Below are some ideas for types of books that you might use in this context. I purposely chose books from a variety of genres to get you thinking about the possibilities.
In the Dolch Basic Vocabulary Series the emphasis is on presenting interesting subject matter in a literary way, all the while employing a simple vocabulary with an average of less than one new word per page. The pages, which feature large text and spacious margins, do not have the look of a "school reader," so they are a good match for students just beginning to read independently at home. Stories vary in length but most are five pages, and typically take less than five minutes to read. Sample pages from the three titles pictured above appear below, followed by a graphic showing a list of all the titles in the series.
The STEP-UP books are fine choices for children once they are comfortable with reading and are ready to explore on their own. According to the publisher, in the STEP-UP series,

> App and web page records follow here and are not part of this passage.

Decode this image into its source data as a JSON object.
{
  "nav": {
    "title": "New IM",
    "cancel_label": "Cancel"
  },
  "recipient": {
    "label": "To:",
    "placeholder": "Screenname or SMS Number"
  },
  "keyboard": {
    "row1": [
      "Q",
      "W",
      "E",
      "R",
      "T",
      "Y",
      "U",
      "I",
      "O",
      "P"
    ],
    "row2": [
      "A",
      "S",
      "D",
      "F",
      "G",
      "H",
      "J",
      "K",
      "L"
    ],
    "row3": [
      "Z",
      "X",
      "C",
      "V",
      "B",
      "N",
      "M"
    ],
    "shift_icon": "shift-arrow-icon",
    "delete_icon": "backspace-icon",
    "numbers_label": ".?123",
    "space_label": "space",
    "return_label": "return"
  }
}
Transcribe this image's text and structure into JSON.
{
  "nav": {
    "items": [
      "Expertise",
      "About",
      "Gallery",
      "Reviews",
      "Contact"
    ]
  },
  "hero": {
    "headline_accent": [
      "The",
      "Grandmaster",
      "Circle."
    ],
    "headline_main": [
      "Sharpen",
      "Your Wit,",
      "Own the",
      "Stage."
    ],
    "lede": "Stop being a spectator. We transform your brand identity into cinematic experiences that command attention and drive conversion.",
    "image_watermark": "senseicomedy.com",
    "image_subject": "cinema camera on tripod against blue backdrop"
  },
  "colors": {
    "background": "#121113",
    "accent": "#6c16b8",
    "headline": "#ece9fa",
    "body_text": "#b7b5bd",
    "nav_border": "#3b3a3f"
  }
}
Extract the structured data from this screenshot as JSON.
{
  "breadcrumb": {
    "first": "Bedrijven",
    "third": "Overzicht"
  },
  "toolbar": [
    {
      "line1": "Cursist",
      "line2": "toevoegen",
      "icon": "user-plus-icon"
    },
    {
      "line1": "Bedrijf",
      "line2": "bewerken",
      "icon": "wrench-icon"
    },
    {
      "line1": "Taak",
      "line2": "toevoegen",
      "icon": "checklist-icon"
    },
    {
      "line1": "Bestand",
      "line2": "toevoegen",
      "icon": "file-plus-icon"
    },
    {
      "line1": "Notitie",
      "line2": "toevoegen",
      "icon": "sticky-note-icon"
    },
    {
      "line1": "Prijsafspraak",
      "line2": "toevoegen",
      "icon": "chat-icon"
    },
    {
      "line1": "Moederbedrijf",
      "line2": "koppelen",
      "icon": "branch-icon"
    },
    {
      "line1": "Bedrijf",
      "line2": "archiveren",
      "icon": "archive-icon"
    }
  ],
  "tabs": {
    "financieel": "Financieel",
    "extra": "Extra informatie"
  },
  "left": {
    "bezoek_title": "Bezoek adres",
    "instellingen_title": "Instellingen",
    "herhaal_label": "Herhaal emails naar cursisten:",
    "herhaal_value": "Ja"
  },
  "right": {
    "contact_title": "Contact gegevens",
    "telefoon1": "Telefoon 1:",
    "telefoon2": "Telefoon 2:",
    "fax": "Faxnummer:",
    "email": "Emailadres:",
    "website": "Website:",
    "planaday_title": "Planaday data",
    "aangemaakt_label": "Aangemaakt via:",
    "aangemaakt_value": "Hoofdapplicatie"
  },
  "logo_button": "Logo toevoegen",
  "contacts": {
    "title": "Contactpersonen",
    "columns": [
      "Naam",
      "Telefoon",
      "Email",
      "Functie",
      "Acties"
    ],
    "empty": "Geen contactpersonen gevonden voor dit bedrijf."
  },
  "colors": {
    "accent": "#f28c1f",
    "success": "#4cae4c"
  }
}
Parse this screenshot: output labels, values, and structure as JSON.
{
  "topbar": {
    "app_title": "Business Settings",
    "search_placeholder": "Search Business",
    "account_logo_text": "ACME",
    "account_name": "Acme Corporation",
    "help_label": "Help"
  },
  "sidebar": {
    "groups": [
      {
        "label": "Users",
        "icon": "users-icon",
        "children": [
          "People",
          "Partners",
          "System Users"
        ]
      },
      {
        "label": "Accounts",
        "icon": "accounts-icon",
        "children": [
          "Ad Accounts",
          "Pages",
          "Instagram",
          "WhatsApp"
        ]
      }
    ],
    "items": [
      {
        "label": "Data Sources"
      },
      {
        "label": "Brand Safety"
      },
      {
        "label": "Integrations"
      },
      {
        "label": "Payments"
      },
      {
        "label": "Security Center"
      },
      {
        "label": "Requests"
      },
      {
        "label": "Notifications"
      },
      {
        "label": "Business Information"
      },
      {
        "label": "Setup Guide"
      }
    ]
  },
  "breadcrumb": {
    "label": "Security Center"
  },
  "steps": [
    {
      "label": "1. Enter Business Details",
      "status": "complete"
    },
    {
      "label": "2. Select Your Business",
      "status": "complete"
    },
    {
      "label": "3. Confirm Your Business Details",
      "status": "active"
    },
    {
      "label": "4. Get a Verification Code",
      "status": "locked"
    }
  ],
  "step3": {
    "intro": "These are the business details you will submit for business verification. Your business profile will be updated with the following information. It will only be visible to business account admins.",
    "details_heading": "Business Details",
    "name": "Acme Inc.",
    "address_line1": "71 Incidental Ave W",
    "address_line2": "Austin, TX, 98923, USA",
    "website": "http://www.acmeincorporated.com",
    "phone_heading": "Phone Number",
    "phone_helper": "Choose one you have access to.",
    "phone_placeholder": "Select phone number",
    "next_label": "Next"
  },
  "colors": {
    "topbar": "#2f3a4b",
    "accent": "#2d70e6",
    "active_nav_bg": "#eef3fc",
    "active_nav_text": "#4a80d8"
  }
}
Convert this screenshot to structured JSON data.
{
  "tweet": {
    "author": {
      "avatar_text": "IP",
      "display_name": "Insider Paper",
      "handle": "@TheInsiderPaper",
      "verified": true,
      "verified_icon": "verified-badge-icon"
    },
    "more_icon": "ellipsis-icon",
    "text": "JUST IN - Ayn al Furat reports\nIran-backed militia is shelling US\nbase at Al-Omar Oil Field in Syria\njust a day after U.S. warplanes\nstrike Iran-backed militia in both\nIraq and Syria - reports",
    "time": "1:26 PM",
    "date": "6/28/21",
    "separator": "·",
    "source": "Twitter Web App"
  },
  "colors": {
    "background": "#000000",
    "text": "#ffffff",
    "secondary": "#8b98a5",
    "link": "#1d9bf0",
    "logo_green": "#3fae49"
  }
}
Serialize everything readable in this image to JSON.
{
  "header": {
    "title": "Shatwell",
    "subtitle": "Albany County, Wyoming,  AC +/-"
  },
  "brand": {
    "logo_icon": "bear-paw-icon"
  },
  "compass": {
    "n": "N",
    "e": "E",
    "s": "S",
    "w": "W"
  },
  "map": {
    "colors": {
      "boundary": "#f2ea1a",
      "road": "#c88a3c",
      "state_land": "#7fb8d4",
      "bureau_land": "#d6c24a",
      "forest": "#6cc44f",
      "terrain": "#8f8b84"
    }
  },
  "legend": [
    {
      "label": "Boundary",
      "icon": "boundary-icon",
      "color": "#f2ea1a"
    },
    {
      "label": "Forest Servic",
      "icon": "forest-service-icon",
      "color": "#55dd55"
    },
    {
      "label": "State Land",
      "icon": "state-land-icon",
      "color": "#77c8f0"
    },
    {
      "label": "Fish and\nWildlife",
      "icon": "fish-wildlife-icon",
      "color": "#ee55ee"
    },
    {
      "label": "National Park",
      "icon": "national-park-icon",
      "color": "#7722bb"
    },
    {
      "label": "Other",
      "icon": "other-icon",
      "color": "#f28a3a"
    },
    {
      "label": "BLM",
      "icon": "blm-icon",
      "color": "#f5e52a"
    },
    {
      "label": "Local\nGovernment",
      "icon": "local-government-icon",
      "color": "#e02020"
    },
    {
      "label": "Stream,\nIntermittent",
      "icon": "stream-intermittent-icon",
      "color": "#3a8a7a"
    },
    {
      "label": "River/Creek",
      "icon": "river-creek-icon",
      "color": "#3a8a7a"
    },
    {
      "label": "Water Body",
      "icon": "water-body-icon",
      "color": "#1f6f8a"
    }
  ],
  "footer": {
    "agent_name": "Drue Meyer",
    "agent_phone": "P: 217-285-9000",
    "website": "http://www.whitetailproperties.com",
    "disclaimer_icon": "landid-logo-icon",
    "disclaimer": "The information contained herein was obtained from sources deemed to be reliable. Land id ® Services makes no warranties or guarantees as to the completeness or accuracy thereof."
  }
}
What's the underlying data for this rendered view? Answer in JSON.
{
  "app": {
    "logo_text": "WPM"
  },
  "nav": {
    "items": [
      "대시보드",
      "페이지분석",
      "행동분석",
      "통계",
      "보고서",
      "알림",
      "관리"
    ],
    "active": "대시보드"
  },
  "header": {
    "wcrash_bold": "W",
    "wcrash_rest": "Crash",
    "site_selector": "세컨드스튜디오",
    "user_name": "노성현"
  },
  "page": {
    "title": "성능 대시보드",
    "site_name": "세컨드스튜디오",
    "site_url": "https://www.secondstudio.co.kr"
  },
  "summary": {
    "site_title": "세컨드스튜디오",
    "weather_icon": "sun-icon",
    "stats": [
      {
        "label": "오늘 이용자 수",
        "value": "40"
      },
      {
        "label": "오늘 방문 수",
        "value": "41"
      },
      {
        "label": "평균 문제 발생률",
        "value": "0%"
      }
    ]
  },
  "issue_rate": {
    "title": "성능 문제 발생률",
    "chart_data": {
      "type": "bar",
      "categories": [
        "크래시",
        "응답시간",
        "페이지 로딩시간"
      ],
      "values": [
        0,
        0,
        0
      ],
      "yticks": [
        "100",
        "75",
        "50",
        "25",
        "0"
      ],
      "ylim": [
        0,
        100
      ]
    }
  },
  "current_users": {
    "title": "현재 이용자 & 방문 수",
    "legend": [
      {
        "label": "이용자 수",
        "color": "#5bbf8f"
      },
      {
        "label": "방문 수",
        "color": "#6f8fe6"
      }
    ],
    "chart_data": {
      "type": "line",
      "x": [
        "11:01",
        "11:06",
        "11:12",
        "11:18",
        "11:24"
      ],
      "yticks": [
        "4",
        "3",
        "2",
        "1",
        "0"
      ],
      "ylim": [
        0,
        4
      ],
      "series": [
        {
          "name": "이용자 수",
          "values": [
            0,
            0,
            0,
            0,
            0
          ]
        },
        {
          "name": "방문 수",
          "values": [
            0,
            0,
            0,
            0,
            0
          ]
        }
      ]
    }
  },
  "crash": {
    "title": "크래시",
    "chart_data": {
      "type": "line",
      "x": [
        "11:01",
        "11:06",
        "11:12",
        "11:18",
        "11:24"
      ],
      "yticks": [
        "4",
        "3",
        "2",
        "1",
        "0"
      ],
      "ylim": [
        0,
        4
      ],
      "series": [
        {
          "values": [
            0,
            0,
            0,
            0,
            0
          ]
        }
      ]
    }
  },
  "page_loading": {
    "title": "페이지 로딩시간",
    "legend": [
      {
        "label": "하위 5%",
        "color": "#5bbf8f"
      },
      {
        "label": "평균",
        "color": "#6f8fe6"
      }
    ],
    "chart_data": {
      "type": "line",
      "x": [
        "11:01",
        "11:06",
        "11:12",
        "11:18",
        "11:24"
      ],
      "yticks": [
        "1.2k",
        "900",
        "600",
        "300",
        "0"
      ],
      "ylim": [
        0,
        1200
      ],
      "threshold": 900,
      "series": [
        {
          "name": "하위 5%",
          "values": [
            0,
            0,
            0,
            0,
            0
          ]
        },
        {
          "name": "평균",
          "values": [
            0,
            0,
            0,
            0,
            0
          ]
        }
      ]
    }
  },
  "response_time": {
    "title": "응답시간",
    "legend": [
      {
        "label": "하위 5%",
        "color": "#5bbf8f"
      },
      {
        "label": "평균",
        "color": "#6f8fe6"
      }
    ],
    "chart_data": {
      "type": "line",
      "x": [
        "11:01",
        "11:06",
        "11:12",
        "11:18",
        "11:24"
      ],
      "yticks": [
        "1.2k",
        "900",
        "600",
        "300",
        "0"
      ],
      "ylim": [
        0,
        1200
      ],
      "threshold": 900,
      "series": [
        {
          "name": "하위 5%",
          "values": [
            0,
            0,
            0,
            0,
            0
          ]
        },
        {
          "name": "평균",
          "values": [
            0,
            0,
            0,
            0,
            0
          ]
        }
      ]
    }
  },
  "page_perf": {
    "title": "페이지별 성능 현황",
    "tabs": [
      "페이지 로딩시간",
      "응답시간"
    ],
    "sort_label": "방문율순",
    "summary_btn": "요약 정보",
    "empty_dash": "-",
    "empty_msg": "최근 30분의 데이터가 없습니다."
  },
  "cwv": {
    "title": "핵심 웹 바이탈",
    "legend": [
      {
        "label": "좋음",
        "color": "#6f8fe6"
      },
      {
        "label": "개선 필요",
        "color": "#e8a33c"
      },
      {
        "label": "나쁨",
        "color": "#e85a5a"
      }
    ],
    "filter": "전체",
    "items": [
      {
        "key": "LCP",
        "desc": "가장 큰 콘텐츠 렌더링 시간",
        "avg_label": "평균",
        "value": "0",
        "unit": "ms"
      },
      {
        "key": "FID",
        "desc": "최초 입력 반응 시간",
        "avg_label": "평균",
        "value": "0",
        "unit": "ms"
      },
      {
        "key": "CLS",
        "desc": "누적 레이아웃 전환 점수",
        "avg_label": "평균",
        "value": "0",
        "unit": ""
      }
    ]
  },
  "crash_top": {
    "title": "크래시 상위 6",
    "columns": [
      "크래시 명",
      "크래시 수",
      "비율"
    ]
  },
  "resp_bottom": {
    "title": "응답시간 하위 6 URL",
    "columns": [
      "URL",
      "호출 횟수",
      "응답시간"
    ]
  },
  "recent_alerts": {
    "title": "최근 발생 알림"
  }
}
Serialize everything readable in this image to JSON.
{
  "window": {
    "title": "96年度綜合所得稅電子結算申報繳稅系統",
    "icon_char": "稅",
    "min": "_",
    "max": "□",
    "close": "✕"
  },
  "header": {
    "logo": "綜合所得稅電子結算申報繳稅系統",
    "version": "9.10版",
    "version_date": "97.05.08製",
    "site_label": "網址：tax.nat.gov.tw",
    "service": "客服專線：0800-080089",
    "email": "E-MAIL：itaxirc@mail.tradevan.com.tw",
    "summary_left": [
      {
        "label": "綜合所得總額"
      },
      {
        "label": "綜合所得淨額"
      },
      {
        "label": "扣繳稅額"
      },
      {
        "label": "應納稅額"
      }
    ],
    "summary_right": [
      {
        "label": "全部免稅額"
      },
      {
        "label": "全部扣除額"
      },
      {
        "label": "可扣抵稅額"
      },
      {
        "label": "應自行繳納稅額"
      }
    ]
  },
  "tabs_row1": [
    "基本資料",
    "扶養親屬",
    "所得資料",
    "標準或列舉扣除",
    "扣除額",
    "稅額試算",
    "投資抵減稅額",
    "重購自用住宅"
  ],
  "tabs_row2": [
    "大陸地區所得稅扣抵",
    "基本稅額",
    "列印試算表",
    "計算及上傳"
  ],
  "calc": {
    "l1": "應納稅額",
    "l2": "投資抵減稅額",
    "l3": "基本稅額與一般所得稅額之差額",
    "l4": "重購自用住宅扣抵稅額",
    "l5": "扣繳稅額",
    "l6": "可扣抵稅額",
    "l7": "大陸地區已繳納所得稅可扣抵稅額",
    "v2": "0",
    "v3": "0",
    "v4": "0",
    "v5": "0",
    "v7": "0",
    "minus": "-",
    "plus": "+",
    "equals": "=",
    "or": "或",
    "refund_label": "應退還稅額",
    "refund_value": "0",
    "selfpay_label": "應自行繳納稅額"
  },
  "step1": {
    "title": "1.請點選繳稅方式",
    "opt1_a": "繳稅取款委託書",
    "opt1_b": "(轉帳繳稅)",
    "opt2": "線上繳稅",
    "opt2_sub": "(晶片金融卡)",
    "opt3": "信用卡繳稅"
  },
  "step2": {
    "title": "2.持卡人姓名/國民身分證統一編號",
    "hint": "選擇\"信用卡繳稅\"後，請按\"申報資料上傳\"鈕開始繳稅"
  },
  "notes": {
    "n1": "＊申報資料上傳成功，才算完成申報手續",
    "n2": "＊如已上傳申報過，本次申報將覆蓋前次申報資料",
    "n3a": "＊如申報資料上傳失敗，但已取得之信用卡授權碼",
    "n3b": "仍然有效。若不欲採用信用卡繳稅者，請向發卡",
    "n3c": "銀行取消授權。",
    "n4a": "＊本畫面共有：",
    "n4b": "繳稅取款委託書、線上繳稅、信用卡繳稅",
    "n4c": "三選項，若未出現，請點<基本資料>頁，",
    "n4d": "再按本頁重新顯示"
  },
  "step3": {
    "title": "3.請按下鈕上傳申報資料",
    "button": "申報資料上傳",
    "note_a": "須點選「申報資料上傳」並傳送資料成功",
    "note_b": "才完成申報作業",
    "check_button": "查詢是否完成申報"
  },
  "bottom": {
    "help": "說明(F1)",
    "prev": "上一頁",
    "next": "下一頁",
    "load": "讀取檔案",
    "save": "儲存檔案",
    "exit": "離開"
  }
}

Below is a list of the books in two categories of STEP-UP books: Nature Library and the Story of America. Then sample covers are displayed for three of the titles in the Nature Library and one in Story of America, followed by sample page spreads from these same volumes.
I have long been a fan of the minute biographies illustrated by Samuel Nisenson with text written by others. Each biography spans one or at most two 8 1/2 x 11 pages. There is an illustration by Nisenson at the top of each biography that draws the reader in and sets the stage for the story that follows. While each biography includes an outline of the individual's life, the focus is on the major impact that he had in his field of endeavour, whether for good or ill. The stories are interestingly told with enough detail to fix the reader's attention, but with more to discover upon further inquiry.
Below are sample covers for three books in this series along with sample page spreads.
Here is a list of all the books I know about in this series. If you know of others, please let me know. For all titles Samuel Nisenson is the Illustrator.
100 Greatest Sports Heroes by Mac Davis
History's 100 Greatest Composers by Helen L. Kaufman
History's 100 Greatest Events by William A. Dewitt
Illustrated Minute Biographies by William A. Dewitt
Minute Biographies by Alfred Parker
More Minute Biographies by Alfred Parker
Last, but not least, a set of riddle books, enjoyed by everyone! Zany illustrations and easy to read text in Bennett Cerf's Book of Riddles, More Riddles, and Animal Riddles will have your young reader in stitches.
Some days a child may want to read a book at their reading level, but other days they may want to read an easier book, or one that particularly catches their eye, regardless of reading level. Let them decide!
Sad to say, I strongly suspect that all the books featured in this post are no longer in print. Most, if not all, can be purchased relatively reasonably, though, at used books sites such as bookfinder.com. You may also want to keep an eye out for them at library sales or thrift shops. To preview titles at Internet Archive click on the text links above, the page spreads of the STEP-UP Books, and the covers of the riddle books. When you arrive at Internet Archive you will be able either to Borrow the book immediately or join a Waitlist to access it at a later time. Examining the full text at Internet Archive can help you decide what books might be worth purchasing for your family.
If you are inspired to try serving books for breakfast, please let us know in the comments how it goes! Do you have suggestions for other books that would be good to offer for morning fare?